As I worried about SATs and scholarships and placement exams I couldn't focus on writing a sequel to the sequel of "Terror at Bowne." But I had come to Bowne to be a writer hadn't I? What was keeping me from that? Not having Ms. Feldberg as my instructor in the last two years of school (she mainly taught the freshmen and sophomores) definitely had an impact on my creative side. I was focused on the tasks at hand: dances, decorations, meetings, representation, speeches, scholarships, senior prom, a part-time job. And as the last two years of school hit me with the responsibilities of post-adolescence I realized I missed my mentor. I missed the encouragement she gave me my first few years there to become confident enough to run for student council president, to write essays on Stephen King and consider his work as interesting as the tomes being thrust down our throats, to read deeper into books and consider what made them part of a literary canon and why there were so important for us to read in the first place. Nope, as juniors and seniors we lost our guiding hand in the resourceful, kind, and patient Ms. Feldberg and were greeted with people a bit gruffer, sterner who expected us to be prepared. We weren't kiddies anymore, the kiddies had Ms. Feldberg and in a way I envied them for that.

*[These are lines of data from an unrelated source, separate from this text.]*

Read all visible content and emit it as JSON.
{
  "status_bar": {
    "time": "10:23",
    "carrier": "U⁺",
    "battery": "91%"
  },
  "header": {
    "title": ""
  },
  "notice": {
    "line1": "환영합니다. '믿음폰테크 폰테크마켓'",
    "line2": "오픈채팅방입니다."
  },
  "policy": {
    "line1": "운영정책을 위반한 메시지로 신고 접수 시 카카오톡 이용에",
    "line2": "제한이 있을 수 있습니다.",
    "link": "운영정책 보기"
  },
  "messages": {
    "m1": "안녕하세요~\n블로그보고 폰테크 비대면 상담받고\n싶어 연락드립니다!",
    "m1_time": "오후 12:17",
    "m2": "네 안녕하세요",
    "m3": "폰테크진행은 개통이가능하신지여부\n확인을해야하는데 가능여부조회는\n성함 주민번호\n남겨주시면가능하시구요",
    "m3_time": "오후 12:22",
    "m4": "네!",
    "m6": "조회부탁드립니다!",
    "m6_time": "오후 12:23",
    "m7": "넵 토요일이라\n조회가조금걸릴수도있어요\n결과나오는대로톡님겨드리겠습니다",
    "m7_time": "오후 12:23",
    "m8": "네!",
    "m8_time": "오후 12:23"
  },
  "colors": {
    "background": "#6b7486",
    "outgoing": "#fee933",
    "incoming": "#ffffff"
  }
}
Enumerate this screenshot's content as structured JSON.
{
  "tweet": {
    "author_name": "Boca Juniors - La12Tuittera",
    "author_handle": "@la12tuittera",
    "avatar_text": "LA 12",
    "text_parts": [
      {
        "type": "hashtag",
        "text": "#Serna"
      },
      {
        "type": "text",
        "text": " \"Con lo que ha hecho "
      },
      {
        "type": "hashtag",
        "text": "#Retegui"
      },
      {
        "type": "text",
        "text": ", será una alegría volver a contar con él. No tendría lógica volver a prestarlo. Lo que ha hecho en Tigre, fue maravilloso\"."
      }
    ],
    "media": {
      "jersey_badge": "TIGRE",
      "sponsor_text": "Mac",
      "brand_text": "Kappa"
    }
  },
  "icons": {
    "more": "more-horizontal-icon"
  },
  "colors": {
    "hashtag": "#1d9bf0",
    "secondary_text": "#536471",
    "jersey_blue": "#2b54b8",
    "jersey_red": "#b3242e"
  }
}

As I prepared to leave Bowne and pursue a degree in writing I remembered everything she did for me. I remembered all the inspiration she gave me and mostly I appreciated it. I remember her writing enthusiastic letters of recommendation for my college applications and running to her to let her know I'd succeeded in getting into my first two choices.
A couple of years after I graduated Ms. Feldberg retired and became a grandma full-time. I saw her a couple times and wrote to her, but this was before e-mail became an institution in most homes and we lost touch.
As the year for mentoring ended I couldn't help but be reminded of Ms. Feldberg and realize how much she not only influenced and inspired the writer I've become, but also the person. I notice the way I've gone about teaching and being a mentor for young girls is almost synonymous with how she approached us freshmen when we sat still and anxious in her class. I realize we both approach students/teens with encouragement and respect. That when we meet young people they need to know that they're capable of anything and it all comes down to desire.
Yes, I'm getting nostalgic in my old age, but did want to take a moment to thank Ms. Feldberg (albeit virtually) for all her guidance and inspiration then because I wouldn't be the person I am now. I can't help but wonder what life has in store for the mentees that leave Girls Write Now. But I hope, whether they realize it now or in retrospect, they appreciate the guidance their mentors have to offer because not everyone gets a Ms. Feldberg in their lives.